Amanda stood at her canvas, working furiously. She did not allow herself to look at the painting as a whole, merely concentrated on the details. This was to be her two hundred fiftieth piece of art, and, she knew, her last. It would, she supposed, be her masterpiece. Uncaring, she worked on.

In an immense knot, four deities twisted themselves together, their writhing strands becoming the world. An imposing matter of mass and size, people of different centuries and eras strode over its surface nonchalantly. The sun stood to the left on the painting— moreso than typical painters were able to accomplish, standing against a sky which, although brighter than the typical one, seemed the darkest of darks against the suns' brilliance. This blue evolved into a brown-toned periwinkle, against which stood the overshadowed, yet beautiful in a way the sun could never be, moon. Barely noticeable, from the sun came as if by secret passage a strand of red which wrapped itself around the unfortunate world, drawing its coils so tightly that two drops of the most brilliant lava— the blood of the Earth— emerged.

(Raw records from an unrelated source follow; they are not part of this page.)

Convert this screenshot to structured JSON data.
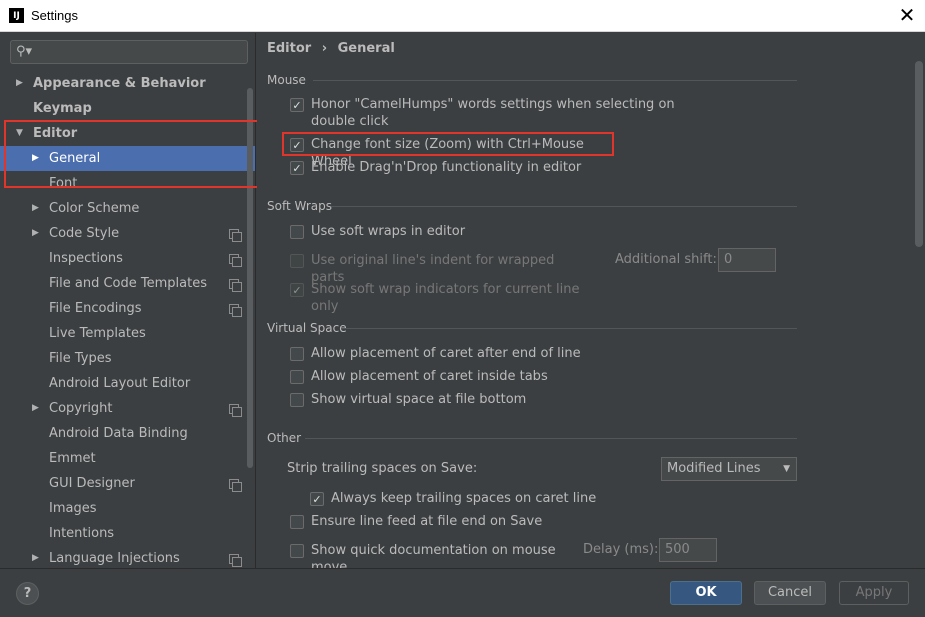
{
  "window": {
    "title": "Settings",
    "app_icon_text": "IJ"
  },
  "search": {
    "placeholder": ""
  },
  "sidebar": {
    "items": [
      {
        "label": "Appearance & Behavior"
      },
      {
        "label": "Keymap"
      },
      {
        "label": "Editor"
      },
      {
        "label": "General"
      },
      {
        "label": "Font"
      },
      {
        "label": "Color Scheme"
      },
      {
        "label": "Code Style"
      },
      {
        "label": "Inspections"
      },
      {
        "label": "File and Code Templates"
      },
      {
        "label": "File Encodings"
      },
      {
        "label": "Live Templates"
      },
      {
        "label": "File Types"
      },
      {
        "label": "Android Layout Editor"
      },
      {
        "label": "Copyright"
      },
      {
        "label": "Android Data Binding"
      },
      {
        "label": "Emmet"
      },
      {
        "label": "GUI Designer"
      },
      {
        "label": "Images"
      },
      {
        "label": "Intentions"
      },
      {
        "label": "Language Injections"
      }
    ]
  },
  "breadcrumb": {
    "parent": "Editor",
    "separator": "›",
    "current": "General"
  },
  "sections": {
    "mouse": {
      "title": "Mouse",
      "honor_camelhumps_line1": "Honor \"CamelHumps\" words settings when selecting on",
      "honor_camelhumps_line2": "double click",
      "change_font_size": "Change font size (Zoom) with Ctrl+Mouse Wheel",
      "drag_drop": "Enable Drag'n'Drop functionality in editor"
    },
    "soft_wraps": {
      "title": "Soft Wraps",
      "use_soft_wraps": "Use soft wraps in editor",
      "use_original_indent": "Use original line's indent for wrapped parts",
      "additional_shift_label": "Additional shift:",
      "additional_shift_value": "0",
      "show_indicators": "Show soft wrap indicators for current line only"
    },
    "virtual_space": {
      "title": "Virtual Space",
      "after_end_of_line": "Allow placement of caret after end of line",
      "inside_tabs": "Allow placement of caret inside tabs",
      "at_file_bottom": "Show virtual space at file bottom"
    },
    "other": {
      "title": "Other",
      "strip_label": "Strip trailing spaces on Save:",
      "strip_value": "Modified Lines",
      "keep_trailing": "Always keep trailing spaces on caret line",
      "ensure_line_feed": "Ensure line feed at file end on Save",
      "quick_doc": "Show quick documentation on mouse move",
      "delay_label": "Delay (ms):",
      "delay_value": "500"
    }
  },
  "footer": {
    "help": "?",
    "ok": "OK",
    "cancel": "Cancel",
    "apply": "Apply"
  },
  "colors": {
    "selection": "#4b6eaf",
    "highlight_box": "#e0352b",
    "ok_button": "#365880"
  }
}
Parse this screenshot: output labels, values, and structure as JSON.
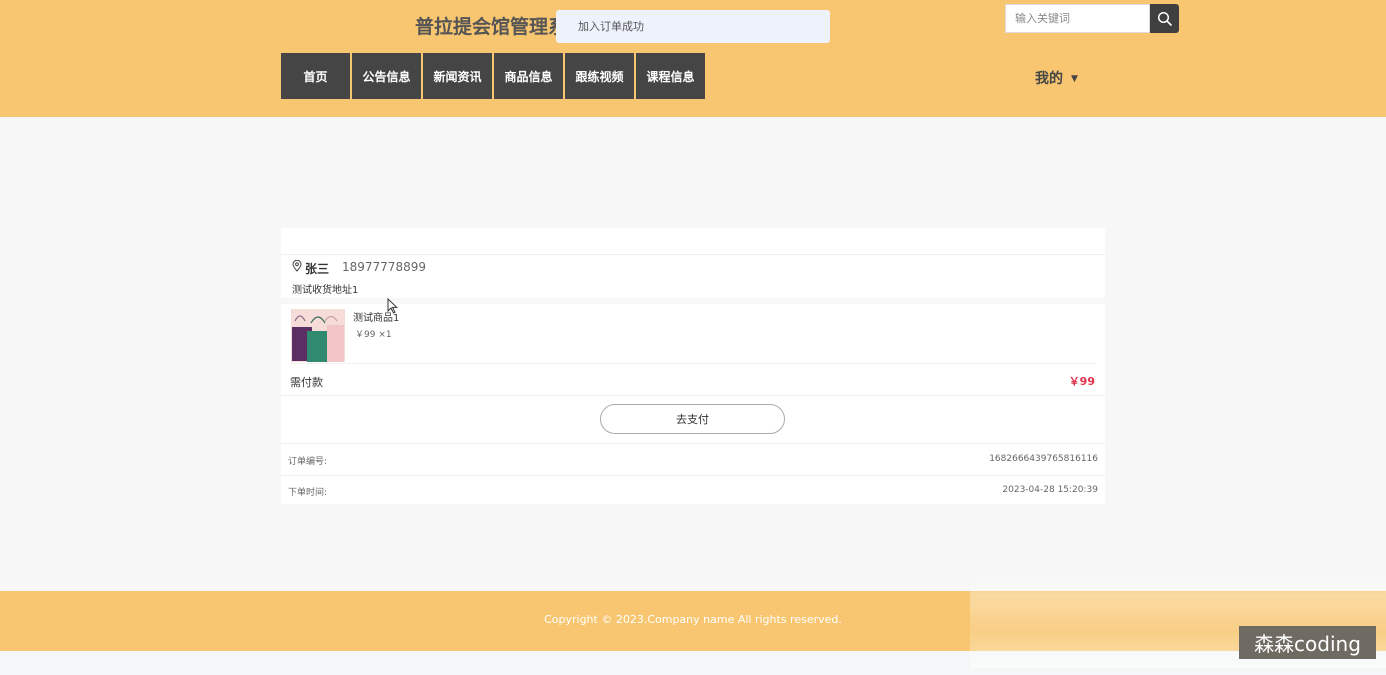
{
  "header": {
    "site_title": "普拉提会馆管理系",
    "toast": "加入订单成功",
    "search_placeholder": "输入关键词",
    "nav": [
      "首页",
      "公告信息",
      "新闻资讯",
      "商品信息",
      "跟练视频",
      "课程信息"
    ],
    "my_menu": "我的",
    "accent_color": "#f8c670",
    "nav_color": "#454545"
  },
  "address": {
    "name": "张三",
    "phone": "18977778899",
    "detail": "测试收货地址1"
  },
  "product": {
    "name": "测试商品1",
    "price_qty": "￥99 ×1"
  },
  "payment": {
    "label": "需付款",
    "amount": "￥99",
    "button": "去支付",
    "amount_color": "#e0334a"
  },
  "order_info": {
    "number_label": "订单编号:",
    "number_value": "1682666439765816116",
    "time_label": "下单时间:",
    "time_value": "2023-04-28 15:20:39"
  },
  "footer": {
    "copyright": "Copyright © 2023.Company name All rights reserved."
  },
  "watermark": "森森coding"
}
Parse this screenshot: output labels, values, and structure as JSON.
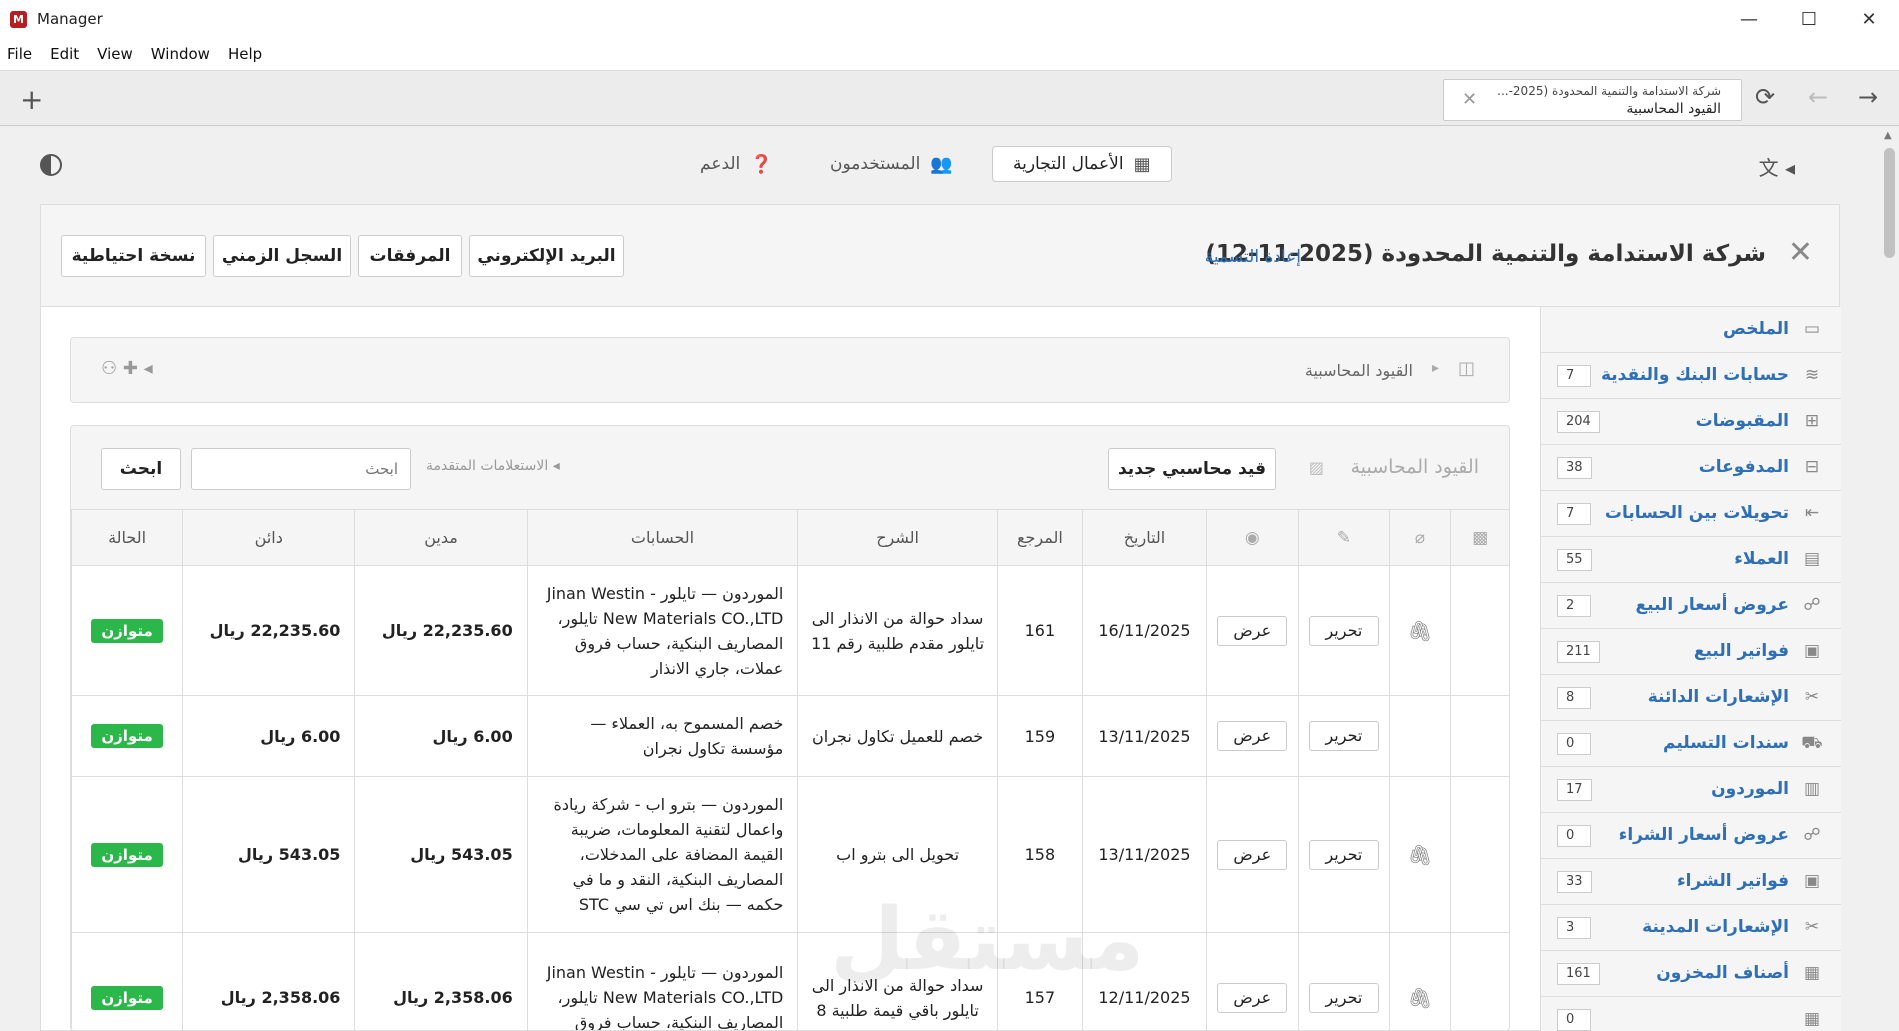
{
  "window": {
    "logo": "M",
    "title": "Manager",
    "minimize": "—",
    "maximize": "☐",
    "close": "✕"
  },
  "menu": [
    "File",
    "Edit",
    "View",
    "Window",
    "Help"
  ],
  "address": {
    "line1": "شركة الاستدامة والتنمية المحدودة (2025-...",
    "line2": "القيود المحاسبية",
    "clear": "✕"
  },
  "topnav": {
    "business": "الأعمال التجارية",
    "users": "المستخدمون",
    "support": "الدعم"
  },
  "header": {
    "title": "شركة الاستدامة والتنمية المحدودة (2025-11-12)",
    "rename": "إعادة التسمية",
    "buttons": {
      "email": "البريد الإلكتروني",
      "attachments": "المرفقات",
      "history": "السجل الزمني",
      "backup": "نسخة احتياطية"
    }
  },
  "sidebar": [
    {
      "label": "الملخص",
      "count": null,
      "icon": "monitor-icon"
    },
    {
      "label": "حسابات البنك والنقدية",
      "count": "7",
      "icon": "coins-icon"
    },
    {
      "label": "المقبوضات",
      "count": "204",
      "icon": "plus-square-icon"
    },
    {
      "label": "المدفوعات",
      "count": "38",
      "icon": "minus-square-icon"
    },
    {
      "label": "تحويلات بين الحسابات",
      "count": "7",
      "icon": "transfer-icon"
    },
    {
      "label": "العملاء",
      "count": "55",
      "icon": "customers-icon"
    },
    {
      "label": "عروض أسعار البيع",
      "count": "2",
      "icon": "quote-icon"
    },
    {
      "label": "فواتير البيع",
      "count": "211",
      "icon": "invoice-icon"
    },
    {
      "label": "الإشعارات الدائنة",
      "count": "8",
      "icon": "scissors-icon"
    },
    {
      "label": "سندات التسليم",
      "count": "0",
      "icon": "truck-icon"
    },
    {
      "label": "الموردون",
      "count": "17",
      "icon": "factory-icon"
    },
    {
      "label": "عروض أسعار الشراء",
      "count": "0",
      "icon": "quote-icon"
    },
    {
      "label": "فواتير الشراء",
      "count": "33",
      "icon": "invoice-icon"
    },
    {
      "label": "الإشعارات المدينة",
      "count": "3",
      "icon": "scissors-icon"
    },
    {
      "label": "أصناف المخزون",
      "count": "161",
      "icon": "inventory-icon"
    },
    {
      "label": "",
      "count": "0",
      "icon": "inventory-icon"
    }
  ],
  "breadcrumb": {
    "current": "القيود المحاسبية"
  },
  "entries": {
    "title": "القيود المحاسبية",
    "new_button": "قيد محاسبي جديد",
    "advanced": "◂ الاستعلامات المتقدمة",
    "search_placeholder": "ابحث",
    "search_button": "ابحث",
    "columns": {
      "date": "التاريخ",
      "ref": "المرجع",
      "desc": "الشرح",
      "accounts": "الحسابات",
      "debit": "مدين",
      "credit": "دائن",
      "status": "الحالة"
    },
    "edit_label": "تحرير",
    "view_label": "عرض",
    "rows": [
      {
        "clip": true,
        "date": "16/11/2025",
        "ref": "161",
        "desc": "سداد حوالة من الانذار الى تايلور مقدم طلبية رقم 11",
        "accounts": "الموردون — تايلور - Jinan Westin New Materials CO.,LTD تايلور، المصاريف البنكية، حساب فروق عملات، جاري الانذار",
        "debit": "22,235.60 ريال",
        "credit": "22,235.60 ريال",
        "status": "متوازن"
      },
      {
        "clip": false,
        "date": "13/11/2025",
        "ref": "159",
        "desc": "خصم للعميل تكاول نجران",
        "accounts": "خصم المسموح به، العملاء — مؤسسة تكاول نجران",
        "debit": "6.00 ريال",
        "credit": "6.00 ريال",
        "status": "متوازن"
      },
      {
        "clip": true,
        "date": "13/11/2025",
        "ref": "158",
        "desc": "تحويل الى بترو اب",
        "accounts": "الموردون — بترو اب - شركة ريادة واعمال لتقنية المعلومات، ضريبة القيمة المضافة على المدخلات، المصاريف البنكية، النقد و ما في حكمه — بنك اس تي سي STC",
        "debit": "543.05 ريال",
        "credit": "543.05 ريال",
        "status": "متوازن"
      },
      {
        "clip": true,
        "date": "12/11/2025",
        "ref": "157",
        "desc": "سداد حوالة من الانذار الى تايلور باقي قيمة طلبية 8",
        "accounts": "الموردون — تايلور - Jinan Westin New Materials CO.,LTD تايلور، المصاريف البنكية، حساب فروق",
        "debit": "2,358.06 ريال",
        "credit": "2,358.06 ريال",
        "status": "متوازن"
      }
    ]
  },
  "watermark": "مستقل",
  "colors": {
    "accent_link": "#2e6fb5",
    "status_green": "#2bb74a",
    "logo_red": "#b81d24"
  }
}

People had begun to desecrate the privacy of her home. Unnoticing, she worked on… even as low gasps of amazement, then horror, becaun to erupt, Amanda continued her work. The passage of hours, days, weeks, held no significance as she continued to work, and the sweat upon her forehead merged into blood as she worked, pushed herself beyond limitation.

The people came, dazzled by the brilliant of her sun that lit the room… and eventually its darkness seized their hearts.

Two weeks, three days, and twenty-one hours after she had begun, Amanda finished this, her great masterpiece, her last work, to return to reality.

Averting her eyes from the painting and, quite honestly, never wanting to see it or any of her others again, the first thing Amanda noticed was the intolerable stench in the room. Sickly sweet, deadening the nostrils, its reek almost caused Amanda to vomit. Inspecting the room, she saw numerous causes.

The onlookers, in rapture, had become overcome by the painting. Most were around three days dead and mosquitoes settled upon them, humming cheerily to themselves as they indulged in their carnal nature.

The power had gone out, and most likely all of the food had rotted in the Louisiana heat.

She had not showered since she began, and she was covered in blood, sweat, grime, and paint.


Looking at the painting dazedly, it was then she realized the true cause— of the brown in the periwinkle, in the Earth, the utter darkness.

And the reason why the blood from the Earth was so overwhelming to the onlookers— the blood, blood of the Earth, was her own.

Therefore, it was logical when she felt the Dark's stabs of pain wrapping around her own heart.

Only a few hours later, too late to stop a preventable decease, she as well as the others were found.

As the policeman eyed the painting, the dark seemed to throb, to overcome with a life born of death.

Although Amanda had died in front of the door, dark curls not covering wide brown eyes and a hand outstretched and pleading… her last request was ignored, and the darkness within all human souls merged and swept with a fury upon the Earth.